How to Maintain a freshly French-polished item

Any piece of furniture should be dusted on a regular basis, ours is no different. Using a soft clean cloth always wipe in the direction of the grain and avoid circular rotating movements.

To remove any greasy marks use a soft cloth lightly dampened with warm water mixed with a little vinegar or mild detergent such as washing up liquid. Apply the solution wiping in the direction of the grain and after wiping using a clean dry cloth lightly buff up the surface, again wiping in the direction of the grain.

For stubborn marks substitute the water solution with white spirit or turpentine and apply in the same way as above before buffing with a clean soft cloth. It should be noted that if the white spirit/turpentine solution is used too often you will need to re-wax the surfaces being cleaned.

Waxing Your Furniture


If applied they can leave a silicone film that will cloud the finish and in turn prevent general repairs from being carried out easily.

The final finishing process involves completely waxing your piece of furniture by hand therefore all Elite furniture that leaves our showroom will not need to be waxed for at least six to twelve months.

When new wax is applied, a nonsilicone furniture wax should be used very sparingly.

Apply any wax using a soft clean cloth again wiping in the direction of the grain. A second clean cloth should then be used to remove any excess wax and buff the surface.

Solid or Veneer

Solid or Veneer, what is the best?

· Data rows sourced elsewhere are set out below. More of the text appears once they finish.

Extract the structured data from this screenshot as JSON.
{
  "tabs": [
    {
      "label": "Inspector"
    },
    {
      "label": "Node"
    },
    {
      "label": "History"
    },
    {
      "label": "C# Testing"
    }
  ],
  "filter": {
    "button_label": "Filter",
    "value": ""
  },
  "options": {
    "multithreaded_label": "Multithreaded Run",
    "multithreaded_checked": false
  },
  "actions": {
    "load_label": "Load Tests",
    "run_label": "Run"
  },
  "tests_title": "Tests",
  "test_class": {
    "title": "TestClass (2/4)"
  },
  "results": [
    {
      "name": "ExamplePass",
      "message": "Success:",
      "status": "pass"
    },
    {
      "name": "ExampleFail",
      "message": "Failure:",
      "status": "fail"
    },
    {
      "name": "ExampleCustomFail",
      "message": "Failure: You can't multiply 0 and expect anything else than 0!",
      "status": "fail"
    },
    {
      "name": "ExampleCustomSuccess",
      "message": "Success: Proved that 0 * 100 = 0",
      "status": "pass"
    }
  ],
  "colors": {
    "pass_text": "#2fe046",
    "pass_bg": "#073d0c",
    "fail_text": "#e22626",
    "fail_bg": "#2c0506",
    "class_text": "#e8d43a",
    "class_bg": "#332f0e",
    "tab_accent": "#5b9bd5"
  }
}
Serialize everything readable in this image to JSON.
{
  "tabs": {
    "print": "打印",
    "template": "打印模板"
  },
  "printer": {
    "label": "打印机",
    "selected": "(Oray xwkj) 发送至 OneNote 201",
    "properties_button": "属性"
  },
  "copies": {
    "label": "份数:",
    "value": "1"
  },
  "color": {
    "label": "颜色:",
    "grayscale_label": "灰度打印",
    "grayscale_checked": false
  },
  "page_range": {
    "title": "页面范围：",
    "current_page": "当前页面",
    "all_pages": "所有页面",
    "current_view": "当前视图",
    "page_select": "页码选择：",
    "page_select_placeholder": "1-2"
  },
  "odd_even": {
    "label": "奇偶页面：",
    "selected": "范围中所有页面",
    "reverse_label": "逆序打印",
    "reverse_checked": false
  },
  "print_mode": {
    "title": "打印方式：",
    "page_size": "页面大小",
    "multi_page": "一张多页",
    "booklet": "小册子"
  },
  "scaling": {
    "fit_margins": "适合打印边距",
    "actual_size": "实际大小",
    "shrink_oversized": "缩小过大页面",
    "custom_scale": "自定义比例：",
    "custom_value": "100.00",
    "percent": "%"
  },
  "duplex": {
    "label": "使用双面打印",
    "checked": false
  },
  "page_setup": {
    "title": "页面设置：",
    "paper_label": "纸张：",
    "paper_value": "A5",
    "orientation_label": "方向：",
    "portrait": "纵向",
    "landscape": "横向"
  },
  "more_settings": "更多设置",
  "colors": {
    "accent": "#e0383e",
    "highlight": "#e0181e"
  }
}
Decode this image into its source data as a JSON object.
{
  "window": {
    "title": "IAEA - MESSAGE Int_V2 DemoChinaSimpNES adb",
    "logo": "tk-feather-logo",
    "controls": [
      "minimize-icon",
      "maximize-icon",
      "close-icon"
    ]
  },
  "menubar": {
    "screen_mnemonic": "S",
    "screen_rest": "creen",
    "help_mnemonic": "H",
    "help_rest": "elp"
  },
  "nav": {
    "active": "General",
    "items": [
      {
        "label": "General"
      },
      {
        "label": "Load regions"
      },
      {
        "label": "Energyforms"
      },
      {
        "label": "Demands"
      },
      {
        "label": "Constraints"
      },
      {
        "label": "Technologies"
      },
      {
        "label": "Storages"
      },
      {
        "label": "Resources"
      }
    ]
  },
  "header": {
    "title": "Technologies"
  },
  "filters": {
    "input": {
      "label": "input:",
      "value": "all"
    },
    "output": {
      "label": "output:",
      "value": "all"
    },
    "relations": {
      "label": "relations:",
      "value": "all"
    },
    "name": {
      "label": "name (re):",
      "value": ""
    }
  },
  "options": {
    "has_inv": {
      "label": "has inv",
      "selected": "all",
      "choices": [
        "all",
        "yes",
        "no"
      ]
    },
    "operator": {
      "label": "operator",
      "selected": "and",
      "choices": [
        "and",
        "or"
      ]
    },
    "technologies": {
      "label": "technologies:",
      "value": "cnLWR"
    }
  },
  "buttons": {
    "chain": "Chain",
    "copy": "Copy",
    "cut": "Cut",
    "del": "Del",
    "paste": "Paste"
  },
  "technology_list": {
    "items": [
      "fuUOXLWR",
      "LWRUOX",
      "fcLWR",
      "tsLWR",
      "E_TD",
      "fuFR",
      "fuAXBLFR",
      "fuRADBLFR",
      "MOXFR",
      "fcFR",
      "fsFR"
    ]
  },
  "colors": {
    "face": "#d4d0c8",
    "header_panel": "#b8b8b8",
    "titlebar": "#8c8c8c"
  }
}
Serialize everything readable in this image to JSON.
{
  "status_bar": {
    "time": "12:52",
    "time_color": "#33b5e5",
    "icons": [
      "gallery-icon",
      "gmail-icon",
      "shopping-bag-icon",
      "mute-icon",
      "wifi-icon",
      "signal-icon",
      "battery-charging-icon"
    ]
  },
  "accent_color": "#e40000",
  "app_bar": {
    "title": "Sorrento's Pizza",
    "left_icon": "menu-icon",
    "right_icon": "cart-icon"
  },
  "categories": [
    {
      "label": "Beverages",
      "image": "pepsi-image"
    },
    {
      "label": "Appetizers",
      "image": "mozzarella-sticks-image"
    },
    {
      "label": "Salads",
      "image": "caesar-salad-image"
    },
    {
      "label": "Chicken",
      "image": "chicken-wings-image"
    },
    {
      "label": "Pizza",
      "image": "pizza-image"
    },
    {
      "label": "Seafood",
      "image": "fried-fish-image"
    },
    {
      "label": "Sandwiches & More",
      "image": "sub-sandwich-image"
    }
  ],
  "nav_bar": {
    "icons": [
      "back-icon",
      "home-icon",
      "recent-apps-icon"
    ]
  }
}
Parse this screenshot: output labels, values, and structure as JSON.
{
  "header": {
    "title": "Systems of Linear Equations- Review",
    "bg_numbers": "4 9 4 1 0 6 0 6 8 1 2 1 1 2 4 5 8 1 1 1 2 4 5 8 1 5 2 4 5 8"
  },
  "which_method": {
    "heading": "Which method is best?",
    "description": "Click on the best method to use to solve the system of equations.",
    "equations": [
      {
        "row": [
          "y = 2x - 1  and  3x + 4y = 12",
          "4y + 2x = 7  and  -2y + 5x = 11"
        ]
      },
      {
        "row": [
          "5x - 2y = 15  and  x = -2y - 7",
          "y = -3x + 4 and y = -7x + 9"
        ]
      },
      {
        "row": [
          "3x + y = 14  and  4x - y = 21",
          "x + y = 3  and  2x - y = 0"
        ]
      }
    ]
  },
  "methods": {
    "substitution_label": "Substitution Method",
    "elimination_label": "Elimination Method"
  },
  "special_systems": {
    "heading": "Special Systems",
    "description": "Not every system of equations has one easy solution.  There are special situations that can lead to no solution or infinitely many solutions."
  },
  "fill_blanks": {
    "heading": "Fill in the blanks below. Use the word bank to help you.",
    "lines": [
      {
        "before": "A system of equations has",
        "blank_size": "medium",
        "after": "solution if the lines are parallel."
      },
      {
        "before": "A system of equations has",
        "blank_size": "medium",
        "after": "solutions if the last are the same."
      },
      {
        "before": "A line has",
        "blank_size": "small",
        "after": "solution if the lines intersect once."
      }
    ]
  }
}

In the market for a new Grand dining table if the answer is yes then the chances are that the first decision that you will need to make will be the timber species required. In most cases, the timber preferred will be mahogany or Oak, although it’s not uncommon for more exotic timbers such as satinwood, burr walnut, or yew tree wood to be preferred.

With the exception of walnut which is available in a crown cut form, unlike mahogany, both of the other timbers would only be used as a decorative veneer.

Mahogany has long been the favorite timber preferred by British traditional cabinet makers it is readily available in solid or in several different veneer options which can offer very different visual effects. So which is best?

In years past we have seen mahogany sources change from Cuban to Brazilian and then today to African, whilst the general appearance of all three timbers remain the same the Cuban and Brazilian woods were or are much softer timbers to their African counterparts making them easier to carve and work with, rightly conservation methods and difficulty of supply means that today all of the main mahogany species used will be of African origin, so which is best Veneer or solid!

To answer this frequently asked question one needs to look at the merits of both options.

Veneer, This skin or thin cut of timber has many advantages over solid, it is more conservationist as less timber is used in the construction of any dining table or accompanying pieces, and it offers many decorative options depending on the type of cut used obtaining the veneer from the log and so offers the possibility of extra decoration on dining table tops or fronts of cabinets in the form of decorative bandings or prized curl or flame veneer cuts that can be book matched or quartet to give amazing kaleidoscope top effects.

In general, using less timber will also give a price benefit although this can be eroded by the extra labor costs required to produce a decorative effect.

Most veneers today are veneered on to stable composite boards such as MDF or other types of particle boards these modern composite boards are in general immune to movement so offer very stable materials from which to construct furniture, giving them a big advantage over solid materials and thus preventing possible problems that could be caused down the line with natural movement due to moisture loss or gain.

In general, veneer has a lot going for it, so what about solid, well, it’s easier to mention the disadvantages of this option first, and they are:

In general, solid is more expensive. It is less conservationist as more timber is used, whilst solid tops can be decorated with various veneers there is a risk that as the table expands and contracts from natural movement such veneers will show this movement, especially on highly polished tops.

There is always a risk that one plank in your tabletop will move, expand or contract at a different rate to its neighbors thus causing a crack or bend to occur in the table, at Elite Restorations & Designs, many of the tables we try and stock have been to avoid such an occurrence by making the solid tops from one log thus ensuring that the expansion or contraction rate remains the same for each plank of timber in the top, that said it is possible for the movement to occur occasionally.

So what are the plus points for solid timber?
The first, if you prefer natural timber with all its beautiful crown-figured graining and want a more authentic look to your table then undoubtedly solid timber is for you, the second advantage is one of time, and granted we may not be around to enjoy this minor advantage is the cost or investment value of the piece as undoubtedly in years to come solid timbers will not be readily available as they are today.

Finally, it’s worth noting that when if you ever visit a local retailer and ask for advice on the virtues of solid versus veneer once the salesman explains which in his opinion is the better buy between the two options ask if the alternative is also available from his store in many instances the answer will be no.

We at Elite UK, offer our customers both options from our HQ in Suffolk, United Kingdom.

We support a movement which promotes a valuable heritage industry and embraces green and ethical issues.

This website and its content is copyright of Elite Designs Global Ltd 2023 All rights reserved